/* Style Definitions */
mso-padding-alt:0in 5.4pt 0in 5.4pt;
mso-fareast-font-family:”Times New Roman”;
The Sitka Health Summit has been taking place for the last four years. Past summits have resulted in Sitka’s designation as a bicycle friendly community, and to the creation of the Sitka Farmer’s Market.
Participants discuss different ideas for health and wellness programs in Sitka, vote on their top choices, and then figure out how to make those things happen within 12 months.
“Well, we’re more ambitious than that,” said Kari Lundgren. “We’re shooting for Arbor Day.”
Lundgren is working on one of the initiatives: Planting 200 fruit-bearing trees throughout Sitka.
“They would be in public spaces,” she said, “so I think the vision would be that people could just stroll by and have a piece of fruit on their way by.”
Arbor Day is about six months off, and Lundgren says their goal is to at least get something started by then; probably not all 200 trees. She says the trees will promote nutrition and sustainability. That’s the idea behind another initiative the group put forward – adding local fish to the menu in Sitka’s schools.
“The quality of local fish is so good,” said Kerry MacLane, also active with the Sitka Local Foods Network
“We don’t have to reinvent the wheel,” he said. “This is already being done in Kodiak, in Dillingham and King Cove. They have programs called salmon to schools. Our group was really diverse, and they had a lot of energy. We had parents and fishermen and school board people and young people that all wanted to see this happen.”
A third initiative put forward by the health summit is to develop an outdoor recreation program in Sitka. Cyndy Gibson is leading the group for this idea. She says Sitka already has great opportunities on local trails, and through various programs. And that there are a lot of people already using those. But, she says, it tends to be the same people.
“And so our concern was, ‘Well, how do we get people out who aren’t getting out right now?’” she said. “Because if you’re really trying to improve the health of your community, you don’t want to help healthier people just keep on staying healthy or get healthy. You really want to target people who maybe aren’t getting as much activity as they could be or maybe even should be.”
The fourth initiative proposed by the health summit is to put up a mural to raise awareness about domestic violence. The theme will be “Choose Respect,” which ties it in with Governor Sean Parnell’s program by the same name.
The idea is to develop a positive, highly visible message. Mim McConnell is working with the mural group. She says it relates back to one theme she hears over and over again from people who work on domestic violence prevention.
“It’s too hidden,” she said. “This is something that happens in the privacy of the home, and it just isn’t talked about.”
A recent poll showed 59 percent of Alaskan women surveyed had been the victim of physical violence, threats, or sexual violence. If you extrapolate that data across the state’s population, it works out to about 145,000 women.

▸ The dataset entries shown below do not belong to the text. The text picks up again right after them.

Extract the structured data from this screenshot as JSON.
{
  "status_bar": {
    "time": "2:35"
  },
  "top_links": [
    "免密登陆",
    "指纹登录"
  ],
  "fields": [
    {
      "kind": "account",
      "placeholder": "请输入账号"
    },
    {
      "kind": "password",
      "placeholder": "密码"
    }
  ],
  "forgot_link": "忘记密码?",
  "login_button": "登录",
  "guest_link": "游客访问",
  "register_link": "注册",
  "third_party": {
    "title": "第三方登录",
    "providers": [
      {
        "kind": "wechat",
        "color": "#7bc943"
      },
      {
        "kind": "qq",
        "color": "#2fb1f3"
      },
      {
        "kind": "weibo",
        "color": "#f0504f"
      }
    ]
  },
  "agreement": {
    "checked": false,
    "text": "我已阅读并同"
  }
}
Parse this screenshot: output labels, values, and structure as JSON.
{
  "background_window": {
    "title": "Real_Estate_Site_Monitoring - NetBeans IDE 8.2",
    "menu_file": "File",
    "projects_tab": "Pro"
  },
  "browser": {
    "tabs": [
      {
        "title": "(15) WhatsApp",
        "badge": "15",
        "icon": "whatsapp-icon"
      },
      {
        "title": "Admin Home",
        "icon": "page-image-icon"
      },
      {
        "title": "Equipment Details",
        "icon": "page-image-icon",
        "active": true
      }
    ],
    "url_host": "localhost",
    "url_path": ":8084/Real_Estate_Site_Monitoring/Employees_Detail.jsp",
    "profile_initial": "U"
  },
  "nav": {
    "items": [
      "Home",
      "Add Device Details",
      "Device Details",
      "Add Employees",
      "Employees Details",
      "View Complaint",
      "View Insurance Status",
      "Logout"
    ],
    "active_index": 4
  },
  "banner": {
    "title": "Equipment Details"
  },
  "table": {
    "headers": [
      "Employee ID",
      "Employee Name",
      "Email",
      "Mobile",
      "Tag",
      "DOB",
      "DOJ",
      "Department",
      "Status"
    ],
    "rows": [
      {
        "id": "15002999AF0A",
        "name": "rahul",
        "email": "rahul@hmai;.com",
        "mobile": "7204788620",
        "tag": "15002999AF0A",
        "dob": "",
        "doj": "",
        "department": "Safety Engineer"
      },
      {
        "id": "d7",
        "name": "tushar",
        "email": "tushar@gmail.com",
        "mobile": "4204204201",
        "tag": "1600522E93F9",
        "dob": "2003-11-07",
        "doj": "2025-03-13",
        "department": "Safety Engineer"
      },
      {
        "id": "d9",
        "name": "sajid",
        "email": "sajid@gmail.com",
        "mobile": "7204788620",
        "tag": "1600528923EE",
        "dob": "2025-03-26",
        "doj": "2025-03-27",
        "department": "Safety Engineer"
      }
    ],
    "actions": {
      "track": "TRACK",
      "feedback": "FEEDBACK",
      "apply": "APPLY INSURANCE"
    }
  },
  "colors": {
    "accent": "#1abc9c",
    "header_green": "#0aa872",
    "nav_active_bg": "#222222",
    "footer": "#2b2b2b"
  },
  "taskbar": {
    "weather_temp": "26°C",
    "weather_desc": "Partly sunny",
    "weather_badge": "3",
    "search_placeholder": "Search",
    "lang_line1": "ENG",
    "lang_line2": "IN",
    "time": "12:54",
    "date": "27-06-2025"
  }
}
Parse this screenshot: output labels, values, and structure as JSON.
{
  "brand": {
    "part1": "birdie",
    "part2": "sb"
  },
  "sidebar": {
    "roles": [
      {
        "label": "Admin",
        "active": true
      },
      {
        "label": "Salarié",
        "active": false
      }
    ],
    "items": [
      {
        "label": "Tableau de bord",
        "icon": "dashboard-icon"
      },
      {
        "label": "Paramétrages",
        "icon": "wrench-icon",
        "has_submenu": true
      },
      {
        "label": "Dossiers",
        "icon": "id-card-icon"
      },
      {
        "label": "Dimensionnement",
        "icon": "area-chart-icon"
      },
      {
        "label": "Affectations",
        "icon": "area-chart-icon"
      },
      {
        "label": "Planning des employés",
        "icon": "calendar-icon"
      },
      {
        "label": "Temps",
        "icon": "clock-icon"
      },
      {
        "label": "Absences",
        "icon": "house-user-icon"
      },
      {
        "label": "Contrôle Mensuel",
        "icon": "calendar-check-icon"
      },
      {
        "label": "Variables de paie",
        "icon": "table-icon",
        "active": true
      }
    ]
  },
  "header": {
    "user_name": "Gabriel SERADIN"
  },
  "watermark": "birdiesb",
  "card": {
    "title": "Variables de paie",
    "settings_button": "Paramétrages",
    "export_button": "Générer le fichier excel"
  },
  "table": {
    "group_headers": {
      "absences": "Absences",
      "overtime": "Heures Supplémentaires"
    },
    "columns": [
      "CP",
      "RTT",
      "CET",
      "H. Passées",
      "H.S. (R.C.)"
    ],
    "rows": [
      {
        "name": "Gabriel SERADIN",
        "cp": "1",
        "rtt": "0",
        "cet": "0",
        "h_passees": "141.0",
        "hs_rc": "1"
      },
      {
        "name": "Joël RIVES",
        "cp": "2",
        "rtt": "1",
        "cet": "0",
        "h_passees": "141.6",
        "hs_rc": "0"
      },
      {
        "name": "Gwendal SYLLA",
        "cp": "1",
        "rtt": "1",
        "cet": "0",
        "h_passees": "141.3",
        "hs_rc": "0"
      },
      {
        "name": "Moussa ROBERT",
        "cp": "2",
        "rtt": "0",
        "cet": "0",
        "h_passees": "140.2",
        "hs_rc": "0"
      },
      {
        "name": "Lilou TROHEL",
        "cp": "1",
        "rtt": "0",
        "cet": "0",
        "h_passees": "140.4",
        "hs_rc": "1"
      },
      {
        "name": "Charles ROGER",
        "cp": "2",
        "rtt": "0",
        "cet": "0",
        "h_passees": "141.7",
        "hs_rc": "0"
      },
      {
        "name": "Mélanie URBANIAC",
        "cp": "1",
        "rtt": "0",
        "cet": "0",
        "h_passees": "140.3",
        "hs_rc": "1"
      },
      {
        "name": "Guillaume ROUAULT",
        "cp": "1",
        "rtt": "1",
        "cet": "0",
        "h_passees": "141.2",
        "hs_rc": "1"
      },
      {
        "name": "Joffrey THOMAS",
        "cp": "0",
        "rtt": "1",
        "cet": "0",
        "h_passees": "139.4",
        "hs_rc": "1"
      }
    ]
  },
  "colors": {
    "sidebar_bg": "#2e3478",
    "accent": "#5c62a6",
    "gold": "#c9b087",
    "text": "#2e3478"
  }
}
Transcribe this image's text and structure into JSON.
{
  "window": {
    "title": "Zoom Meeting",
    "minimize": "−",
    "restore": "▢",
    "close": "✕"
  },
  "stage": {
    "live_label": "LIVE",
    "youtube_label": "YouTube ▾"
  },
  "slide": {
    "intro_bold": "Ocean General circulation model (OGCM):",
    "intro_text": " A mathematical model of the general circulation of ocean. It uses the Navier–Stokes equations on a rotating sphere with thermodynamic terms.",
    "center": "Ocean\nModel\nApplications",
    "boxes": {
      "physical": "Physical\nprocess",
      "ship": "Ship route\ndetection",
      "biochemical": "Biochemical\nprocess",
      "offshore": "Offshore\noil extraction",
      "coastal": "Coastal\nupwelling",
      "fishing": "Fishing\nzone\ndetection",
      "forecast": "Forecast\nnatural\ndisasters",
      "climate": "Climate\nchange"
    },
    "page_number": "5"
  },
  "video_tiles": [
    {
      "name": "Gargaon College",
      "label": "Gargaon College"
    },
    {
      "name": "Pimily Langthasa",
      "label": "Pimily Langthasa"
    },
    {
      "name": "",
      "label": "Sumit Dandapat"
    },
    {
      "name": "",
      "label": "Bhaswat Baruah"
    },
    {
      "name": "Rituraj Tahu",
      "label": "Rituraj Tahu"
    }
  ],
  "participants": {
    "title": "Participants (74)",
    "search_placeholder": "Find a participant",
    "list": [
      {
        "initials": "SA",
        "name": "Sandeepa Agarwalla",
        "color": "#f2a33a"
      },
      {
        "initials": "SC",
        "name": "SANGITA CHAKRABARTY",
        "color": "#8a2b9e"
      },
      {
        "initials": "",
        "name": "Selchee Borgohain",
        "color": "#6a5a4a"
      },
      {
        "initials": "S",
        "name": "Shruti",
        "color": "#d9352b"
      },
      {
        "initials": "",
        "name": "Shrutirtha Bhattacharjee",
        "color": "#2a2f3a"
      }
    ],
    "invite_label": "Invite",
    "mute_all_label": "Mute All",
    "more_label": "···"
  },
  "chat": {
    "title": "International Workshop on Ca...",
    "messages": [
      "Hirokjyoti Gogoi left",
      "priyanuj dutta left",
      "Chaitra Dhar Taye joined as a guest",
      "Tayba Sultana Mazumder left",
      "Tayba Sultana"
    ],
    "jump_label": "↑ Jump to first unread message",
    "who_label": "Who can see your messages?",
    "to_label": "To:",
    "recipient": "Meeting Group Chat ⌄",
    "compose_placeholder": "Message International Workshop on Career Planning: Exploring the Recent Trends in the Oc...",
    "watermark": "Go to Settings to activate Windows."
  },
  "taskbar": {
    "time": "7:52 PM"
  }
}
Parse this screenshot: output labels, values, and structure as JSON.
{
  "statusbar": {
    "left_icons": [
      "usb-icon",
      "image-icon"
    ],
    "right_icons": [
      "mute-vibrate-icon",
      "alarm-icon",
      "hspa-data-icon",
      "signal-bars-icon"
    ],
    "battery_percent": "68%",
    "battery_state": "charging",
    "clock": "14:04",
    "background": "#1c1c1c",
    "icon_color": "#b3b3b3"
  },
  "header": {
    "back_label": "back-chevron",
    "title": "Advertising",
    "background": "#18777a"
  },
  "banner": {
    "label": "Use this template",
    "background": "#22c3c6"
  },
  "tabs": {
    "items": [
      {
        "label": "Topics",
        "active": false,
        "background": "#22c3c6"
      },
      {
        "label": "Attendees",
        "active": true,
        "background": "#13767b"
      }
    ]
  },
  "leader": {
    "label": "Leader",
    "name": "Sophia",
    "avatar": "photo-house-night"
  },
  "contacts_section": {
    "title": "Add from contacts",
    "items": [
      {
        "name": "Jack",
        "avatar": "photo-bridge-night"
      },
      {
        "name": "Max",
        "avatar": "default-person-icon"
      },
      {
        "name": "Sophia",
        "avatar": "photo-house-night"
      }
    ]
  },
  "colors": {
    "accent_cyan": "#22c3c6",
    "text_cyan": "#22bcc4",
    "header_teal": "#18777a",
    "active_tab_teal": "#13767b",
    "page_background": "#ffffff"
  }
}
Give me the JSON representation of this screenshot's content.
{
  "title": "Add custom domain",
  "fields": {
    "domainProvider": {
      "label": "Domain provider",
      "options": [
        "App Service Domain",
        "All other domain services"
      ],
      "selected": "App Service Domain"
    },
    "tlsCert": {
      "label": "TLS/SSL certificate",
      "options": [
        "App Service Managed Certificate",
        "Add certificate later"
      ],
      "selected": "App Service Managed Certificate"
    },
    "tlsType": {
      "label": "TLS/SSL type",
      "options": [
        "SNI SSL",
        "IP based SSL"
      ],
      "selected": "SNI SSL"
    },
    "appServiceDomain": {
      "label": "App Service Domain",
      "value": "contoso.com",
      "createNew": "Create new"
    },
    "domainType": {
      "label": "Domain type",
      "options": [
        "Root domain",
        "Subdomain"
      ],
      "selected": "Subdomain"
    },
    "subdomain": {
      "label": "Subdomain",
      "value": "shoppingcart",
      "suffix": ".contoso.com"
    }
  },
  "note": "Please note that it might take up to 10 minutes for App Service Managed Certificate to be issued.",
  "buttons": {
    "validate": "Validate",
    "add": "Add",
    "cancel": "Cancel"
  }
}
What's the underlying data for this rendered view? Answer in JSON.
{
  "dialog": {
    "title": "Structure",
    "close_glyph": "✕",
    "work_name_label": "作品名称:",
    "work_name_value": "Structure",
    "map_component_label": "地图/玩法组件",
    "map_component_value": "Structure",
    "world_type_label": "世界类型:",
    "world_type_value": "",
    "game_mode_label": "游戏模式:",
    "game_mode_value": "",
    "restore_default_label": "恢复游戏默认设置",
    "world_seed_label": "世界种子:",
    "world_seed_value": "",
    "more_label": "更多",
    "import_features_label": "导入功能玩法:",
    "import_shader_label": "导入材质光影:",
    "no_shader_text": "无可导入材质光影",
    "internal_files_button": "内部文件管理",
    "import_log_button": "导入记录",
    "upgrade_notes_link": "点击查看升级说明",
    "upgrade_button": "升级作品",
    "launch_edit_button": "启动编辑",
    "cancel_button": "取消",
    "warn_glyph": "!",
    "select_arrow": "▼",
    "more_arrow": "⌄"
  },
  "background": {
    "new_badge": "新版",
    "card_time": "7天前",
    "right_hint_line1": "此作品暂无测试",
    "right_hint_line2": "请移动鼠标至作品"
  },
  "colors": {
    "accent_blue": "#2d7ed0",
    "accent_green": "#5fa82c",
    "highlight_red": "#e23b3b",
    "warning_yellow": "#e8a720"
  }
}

“One person is too many. I feel that this mural is a neat way, a positive way, to emphasize the importance of healthy relationships, and if that becomes the norm, then that’s going to make a healthy community.”
All of the groups have 12 months to accomplish their goals.
© Copyright 1970, Raven Radio Foundation Inc.